▶ PROBLEM REQUIREMENTS
What is needed is the number of lines below that contain the word "mention", with no other output.

:: GIVEN INFORMATION ::

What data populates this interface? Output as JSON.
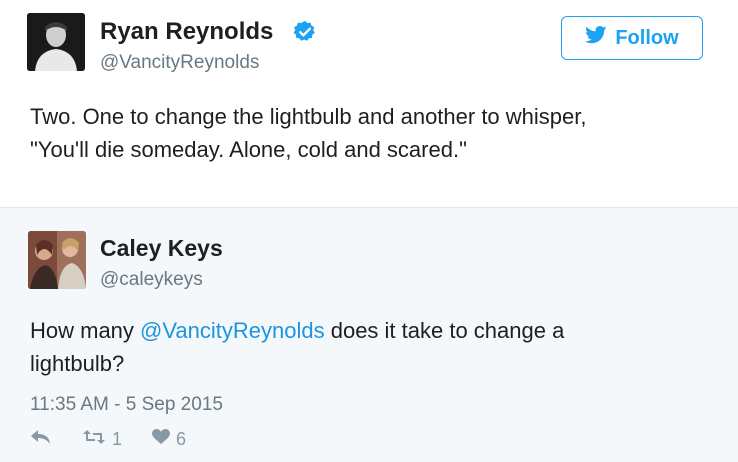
{
  "author": {
    "name": "Ryan Reynolds",
    "handle": "@VancityReynolds",
    "verified_icon": "verified-badge-icon"
  },
  "follow_button": {
    "label": "Follow",
    "icon": "bird-icon",
    "color": "#1da1f2"
  },
  "main_tweet": {
    "line1": "Two. One to change the lightbulb and another to whisper,",
    "line2": "\"You'll die someday. Alone, cold and scared.\""
  },
  "reply": {
    "name": "Caley Keys",
    "handle": "@caleykeys",
    "text_before": "How many ",
    "mention": "@VancityReynolds",
    "text_after": " does it take to change a",
    "text_line2": "lightbulb?",
    "timestamp": "11:35 AM - 5 Sep 2015",
    "retweet_count": "1",
    "like_count": "6"
  },
  "colors": {
    "accent": "#1da1f2",
    "mention": "#1b95e0",
    "quoted_bg": "#f5f8fa",
    "muted": "#697882"
  }
}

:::

▶ TASK OUTPUT
2